by Thomas Delapa
At age 20, he was the youngest heavyweight champ in history. But “Iron Mike” Tyson was no Gentleman Jim. Nor would anyone confuse the scowling brawler with the charismatic showman Muhammad Ali. A surly, gold-toothed brute who once declared he wanted to pound a foe’s nose “back through his head,” Tyson was the leading contender as America’s worst sporting nightmare.
In a career that had more ups and downs than a punchy ham-and-egger, Tyson won and lost a lifetime of titles, served time in prison, chewed the ear of a foe, was eaten alive by Robin Givens, and been knocked out of boxing. Now retired from the ring, he’s back slugging in Tyson, an incisive, no-holds-barred documentary that packs a wallop.
In the filmic arena created by director James Toback, Tyson sits comfortably on his couch addressing the camera, his monologues at times delivered in a flurry of split-screen images. Toback skillfully combines Tyson’s revealing confessions with fight footage chronicling a career that began in the early 1980s under the tutelage of the legendary trainer Cus D’Amato. In this first-person memoir, Tyson takes the gloves off, riffing on (and sometimes ripping) everyone from Don King to ex-wife Givens. It’s an ideal set-up for Tyson, since no one is allowed to punch back.
Of all the people who are conspicuously absent from the interviews, the most pivotal may be D’Amato, who became Tyson’s legal guardian as a teen. After a troubled Brooklyn boyhood striped with stays in reform school, Tyson found in D’Amato both a mentor and father-figure who made him believe he could be a champion. It doesn’t take a Freudian to recognize that D’Amato’s death in 1985 was a punishing blow to the young fighter, and one he’s perhaps never recovered from.

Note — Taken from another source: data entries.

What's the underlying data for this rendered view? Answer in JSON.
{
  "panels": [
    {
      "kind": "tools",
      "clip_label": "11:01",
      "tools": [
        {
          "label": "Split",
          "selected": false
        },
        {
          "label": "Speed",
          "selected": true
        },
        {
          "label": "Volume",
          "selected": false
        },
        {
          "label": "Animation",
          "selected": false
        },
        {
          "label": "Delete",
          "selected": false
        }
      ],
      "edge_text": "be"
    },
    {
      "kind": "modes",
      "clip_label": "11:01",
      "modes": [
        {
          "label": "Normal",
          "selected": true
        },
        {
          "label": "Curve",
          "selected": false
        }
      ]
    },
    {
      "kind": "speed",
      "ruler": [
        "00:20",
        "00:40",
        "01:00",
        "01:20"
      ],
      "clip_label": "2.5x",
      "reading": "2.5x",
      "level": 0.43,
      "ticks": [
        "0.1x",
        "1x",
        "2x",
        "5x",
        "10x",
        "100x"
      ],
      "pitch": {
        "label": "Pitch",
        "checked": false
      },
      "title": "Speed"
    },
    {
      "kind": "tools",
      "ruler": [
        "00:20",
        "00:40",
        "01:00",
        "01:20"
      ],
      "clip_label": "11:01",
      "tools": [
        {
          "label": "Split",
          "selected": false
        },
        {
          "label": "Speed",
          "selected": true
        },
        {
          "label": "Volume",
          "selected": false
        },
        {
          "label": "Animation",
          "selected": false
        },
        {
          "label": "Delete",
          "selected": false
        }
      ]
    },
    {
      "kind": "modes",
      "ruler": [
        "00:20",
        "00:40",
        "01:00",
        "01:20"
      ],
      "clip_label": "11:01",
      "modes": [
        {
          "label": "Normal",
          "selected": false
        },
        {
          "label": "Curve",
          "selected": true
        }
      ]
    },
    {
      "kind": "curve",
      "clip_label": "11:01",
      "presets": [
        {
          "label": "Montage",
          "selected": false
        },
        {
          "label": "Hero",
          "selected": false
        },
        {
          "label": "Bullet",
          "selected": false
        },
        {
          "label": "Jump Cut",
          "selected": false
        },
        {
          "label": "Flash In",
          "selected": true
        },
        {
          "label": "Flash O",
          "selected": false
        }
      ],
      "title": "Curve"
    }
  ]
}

With that lisping, high-pitched voice (and now Maori facial tattoo), Tyson has always been a contradiction, even when he was knocking peoples’ blocks off. In place of that fearsome stare, Tyson here counters with an emotional and articulate side that confesses to fears, addictions and a self-described inferiority complex. He still remembers the shocked hurt he felt as a boy when a man robbed him on the streets of Brooklyn.
While anger, talent and a killer instinct propelled Tyson’s rise to the top, he also was determined to hit the books--learning his craft by studying fight films of past champs from Marciano to Ali. All the work paid off in worldwide fame and paydays amounting in the tens of millions of dollars. “In Japan they wrote comic books about me,” he proudly recalls.
A Raging Bull in living color, Tyson was his own worst enemy, going down for the count repeatedly, most notoriously in the 1992 rape conviction that sent him to an Indiana prison for three years. Soft-spoken but mercilessly blunt, Tyson saves his verbal pummeling for his accuser. He also lays it on shock-haired promoter Don King, who would “kill his mother for a dollar.”
Whether you’re in Tyson’s corner or not, Toback’s replay could have included a few outside observations without losing its punch. But Toback lets Tyson and the footage do all the talking, culminating with the fighter's ear-biting 1997 bout with Evander Holyfield, an appalling fiasco that may have sounded the death knell for heavyweight boxing as a legitimate spectator sport in America.